‘Muslim Britain is becoming one big no-go area’ – Shiraz Maher backs Nazir-Ali, and is joined by Ed Husain

“Perhaps it had to be someone like Michael Nazir-Ali, the first Asian bishop in the Church of England, who would break with convention and finally point out the elephant in the room.

“His comments last week about the growing stranglehold of Muslim extremists in some communities revived debate about the future of multiculturalism and provoked a flurry of condemnation. Members of all three political parties immediately clamoured to dismiss him. ‘I don’t recognise the description that he’s talked about – no-go areas and people feeling intimidated’, said Hazel Blears, the communities secretary.

“A quick call to her Labour colleague John Reid, the former home secretary, would almost certainly have helped her to identify at least one of those places. Just over a year ago Reid was heckled by the Muslim extremist Abu Izzadeen in Leytonstone, east London, during a speech on extremism, appropriately. ‘How dare you come to a Muslim area’, Izzadeen screamed.”

Former Hizb ut-Tahrir member Shiraz Maher in the Sunday Times, 13 January 2008

Is Maher really so stupid that he believes the rantings of an isolated and unrepresentative nutter like Abu Izzadeen tell us anything about the attitudes of the Muslim population of Leytonstone?

Meanwhile over at the Sunday Telegraph another former HT member welcomes Nazir-Ali’s intervention. Ed Husain writes:

“Our political class, media and civil society are dominated by good-hearted, middle-class people who do not wish to admit that a well-intentioned idea – multiculturalism – can have such devastating effects. A weekly curry in Brick Lane is not enough to understand the the underworld that extremists manipulate to ensure that their version of a rigid, soulless political ideology – Islamism – reigns supreme in so-called ‘Muslim areas’….

“In the name of multiculturalism, we have created monocultural ghettoes. A shopper in London’s Green Street or Birmingham’s Alum Rock Road may as well be somewhere in India.

“My objection is not to a cluster of retail outlets specialising in ethnic attire – much like, say, Jermyn Street in Piccadilly for men – but to the surrounding communities where people languish for decades without access to English, education, social mobility or contact with mainstream Britain. The uncontrolled arrival of new immigrants only compounds the insularity.”

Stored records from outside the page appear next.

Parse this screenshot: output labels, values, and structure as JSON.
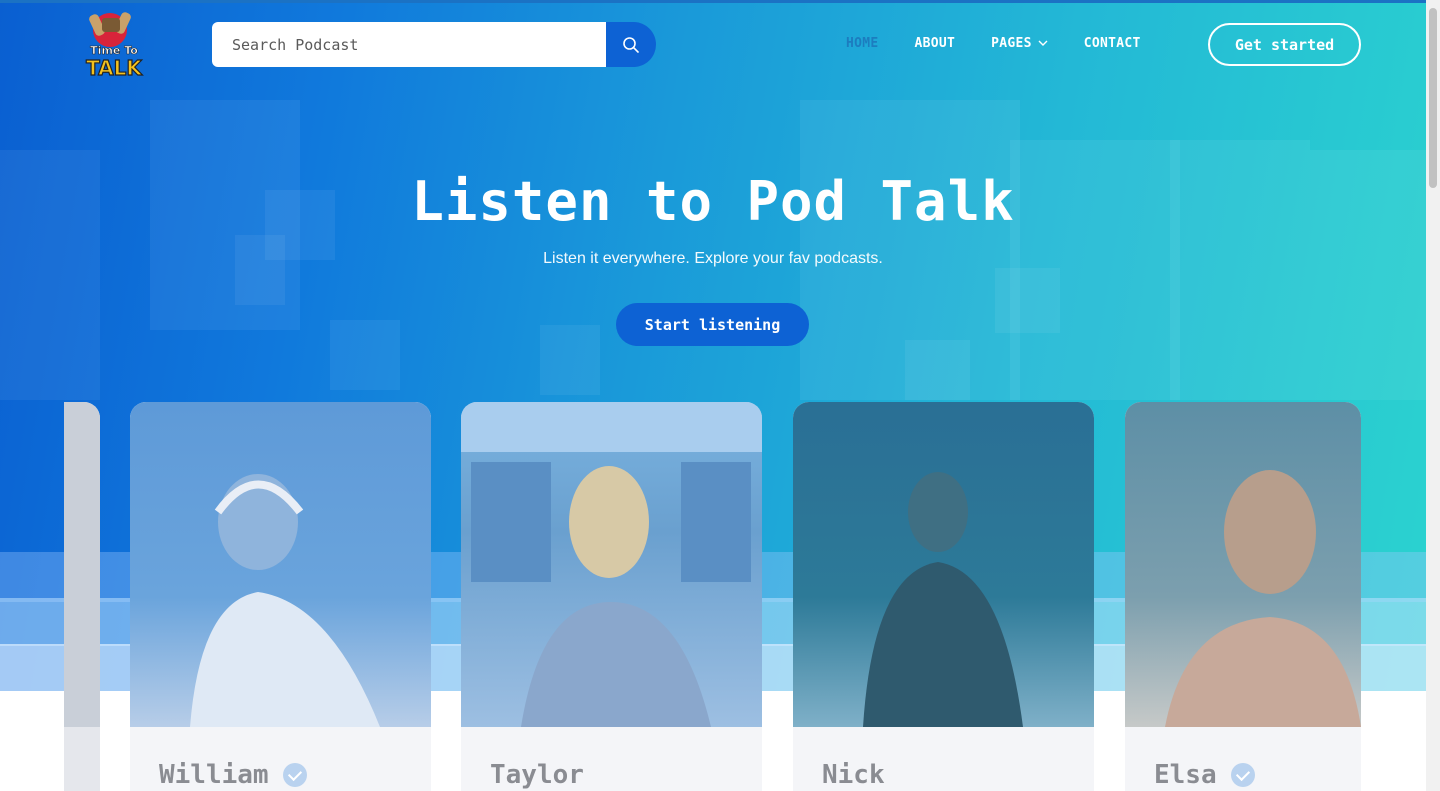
{
  "header": {
    "logo": {
      "line1": "Time To",
      "line2": "TALK"
    },
    "search": {
      "placeholder": "Search Podcast",
      "icon": "search-icon"
    },
    "nav": [
      {
        "label": "HOME",
        "active": true
      },
      {
        "label": "ABOUT",
        "active": false
      },
      {
        "label": "PAGES",
        "active": false,
        "icon": "chevron-down-icon"
      },
      {
        "label": "CONTACT",
        "active": false
      }
    ],
    "cta_label": "Get started"
  },
  "hero": {
    "title": "Listen to Pod Talk",
    "subtitle": "Listen it everywhere. Explore your fav podcasts.",
    "button_label": "Start listening"
  },
  "cards": [
    {
      "name": "William",
      "verified": true
    },
    {
      "name": "Taylor",
      "verified": false
    },
    {
      "name": "Nick",
      "verified": false
    },
    {
      "name": "Elsa",
      "verified": true
    }
  ],
  "colors": {
    "primary": "#0d62d4",
    "gradient_start": "#0a5fd1",
    "gradient_end": "#2bd3cf",
    "card_bg": "#f4f5f8"
  }
}
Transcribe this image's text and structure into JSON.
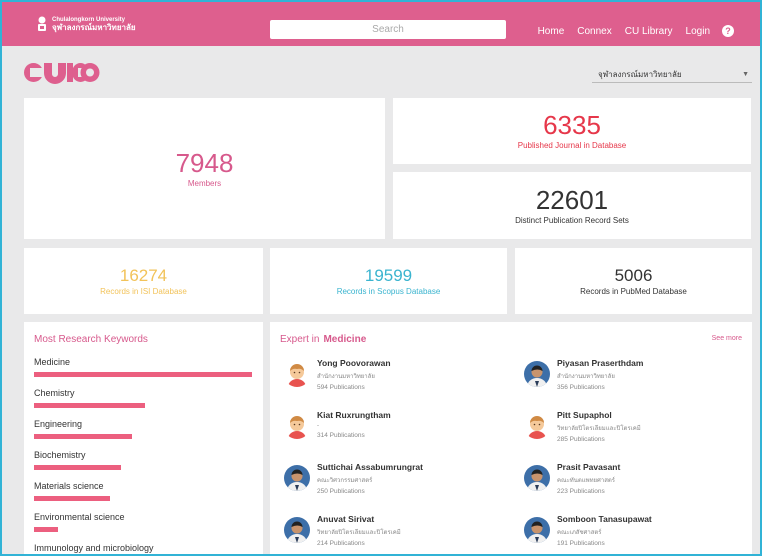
{
  "header": {
    "logo_en": "Chulalongkorn University",
    "logo_th": "จุฬาลงกรณ์มหาวิทยาลัย",
    "search_placeholder": "Search",
    "nav": [
      "Home",
      "Connex",
      "CU Library",
      "Login"
    ],
    "help_glyph": "?"
  },
  "brand": {
    "text": "CU ICO",
    "color": "#de5f8e"
  },
  "org_select": {
    "selected": "จุฬาลงกรณ์มหาวิทยาลัย"
  },
  "stats": {
    "members": {
      "value": "7948",
      "label": "Members"
    },
    "journals": {
      "value": "6335",
      "label": "Published Journal in Database"
    },
    "record_sets": {
      "value": "22601",
      "label": "Distinct Publication Record Sets"
    },
    "isi": {
      "value": "16274",
      "label": "Records in ISI Database"
    },
    "scopus": {
      "value": "19599",
      "label": "Records in Scopus Database"
    },
    "pubmed": {
      "value": "5006",
      "label": "Records in PubMed Database"
    }
  },
  "keywords": {
    "title": "Most Research Keywords",
    "items": [
      {
        "label": "Medicine",
        "level": 1.0
      },
      {
        "label": "Chemistry",
        "level": 0.51
      },
      {
        "label": "Engineering",
        "level": 0.45
      },
      {
        "label": "Biochemistry",
        "level": 0.4
      },
      {
        "label": "Materials science",
        "level": 0.35
      },
      {
        "label": "Environmental science",
        "level": 0.11
      },
      {
        "label": "Immunology and microbiology",
        "level": 0.0
      }
    ]
  },
  "experts": {
    "title": "Expert in",
    "field": "Medicine",
    "see_more": "See more",
    "people": [
      {
        "name": "Yong Poovorawan",
        "dept": "สำนักงานมหาวิทยาลัย",
        "pubs": "594 Publications",
        "avatar": "cartoon"
      },
      {
        "name": "Piyasan Praserthdam",
        "dept": "สำนักงานมหาวิทยาลัย",
        "pubs": "356 Publications",
        "avatar": "photo"
      },
      {
        "name": "Kiat Ruxrungtham",
        "dept": "-",
        "pubs": "314 Publications",
        "avatar": "cartoon"
      },
      {
        "name": "Pitt Supaphol",
        "dept": "วิทยาลัยปิโตรเลียมและปิโตรเคมี",
        "pubs": "285 Publications",
        "avatar": "cartoon"
      },
      {
        "name": "Suttichai Assabumrungrat",
        "dept": "คณะวิศวกรรมศาสตร์",
        "pubs": "250 Publications",
        "avatar": "photo"
      },
      {
        "name": "Prasit Pavasant",
        "dept": "คณะทันตแพทยศาสตร์",
        "pubs": "223 Publications",
        "avatar": "photo"
      },
      {
        "name": "Anuvat Sirivat",
        "dept": "วิทยาลัยปิโตรเลียมและปิโตรเคมี",
        "pubs": "214 Publications",
        "avatar": "photo"
      },
      {
        "name": "Somboon Tanasupawat",
        "dept": "คณะเภสัชศาสตร์",
        "pubs": "191 Publications",
        "avatar": "photo"
      }
    ]
  }
}
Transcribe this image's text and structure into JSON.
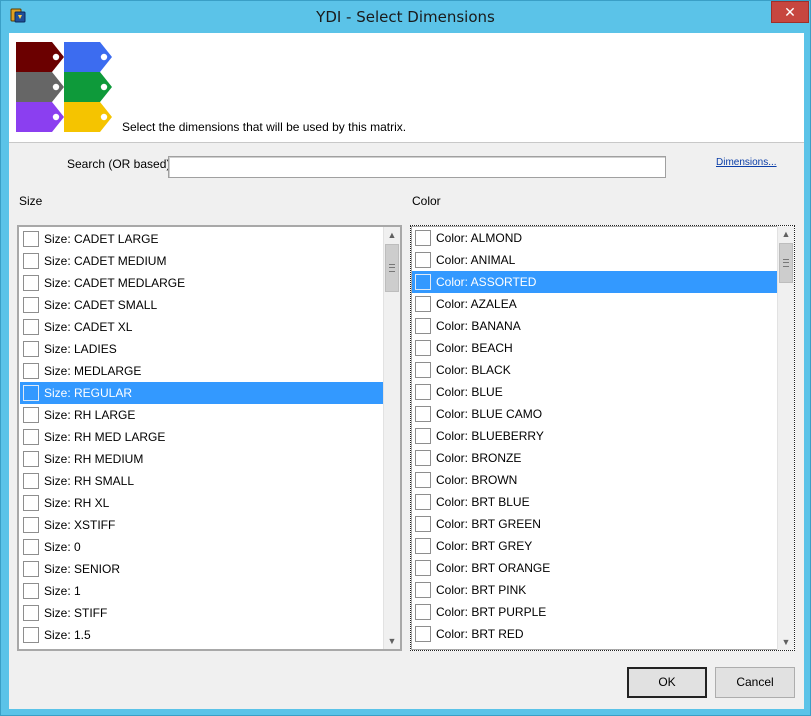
{
  "window": {
    "title": "YDI - Select Dimensions",
    "close_glyph": "✕"
  },
  "header": {
    "instruction": "Select the dimensions that will be used by this matrix."
  },
  "search": {
    "label": "Search (OR based)",
    "value": "",
    "link": "Dimensions..."
  },
  "size_list": {
    "label": "Size",
    "selected_index": 7,
    "items": [
      "Size: CADET LARGE",
      "Size: CADET MEDIUM",
      "Size: CADET MEDLARGE",
      "Size: CADET SMALL",
      "Size: CADET XL",
      "Size: LADIES",
      "Size: MEDLARGE",
      "Size: REGULAR",
      "Size: RH LARGE",
      "Size: RH MED LARGE",
      "Size: RH MEDIUM",
      "Size: RH SMALL",
      "Size: RH XL",
      "Size: XSTIFF",
      "Size: 0",
      "Size: SENIOR",
      "Size: 1",
      "Size: STIFF",
      "Size: 1.5"
    ]
  },
  "color_list": {
    "label": "Color",
    "selected_index": 2,
    "items": [
      "Color: ALMOND",
      "Color: ANIMAL",
      "Color: ASSORTED",
      "Color: AZALEA",
      "Color: BANANA",
      "Color: BEACH",
      "Color: BLACK",
      "Color: BLUE",
      "Color: BLUE CAMO",
      "Color: BLUEBERRY",
      "Color: BRONZE",
      "Color: BROWN",
      "Color: BRT BLUE",
      "Color: BRT GREEN",
      "Color: BRT GREY",
      "Color: BRT ORANGE",
      "Color: BRT PINK",
      "Color: BRT PURPLE",
      "Color: BRT RED"
    ]
  },
  "buttons": {
    "ok": "OK",
    "cancel": "Cancel"
  },
  "colors": {
    "titlebar": "#5bc3e8",
    "close": "#c7463f",
    "selection": "#3399ff",
    "tag_colors": [
      "#6b0000",
      "#3c6cf0",
      "#666666",
      "#0e9a3a",
      "#8b3ff0",
      "#f5c400"
    ]
  },
  "icons": {
    "app": "app-icon",
    "logo": "color-tags-logo-icon"
  }
}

For Yusuf Smith’s response to Husain (“I do not see a debate about multiculturalism: I see an orchestrated attack on it, based on exaggerations and untruths”) see Indigo Jo Blogs, 13 January 2008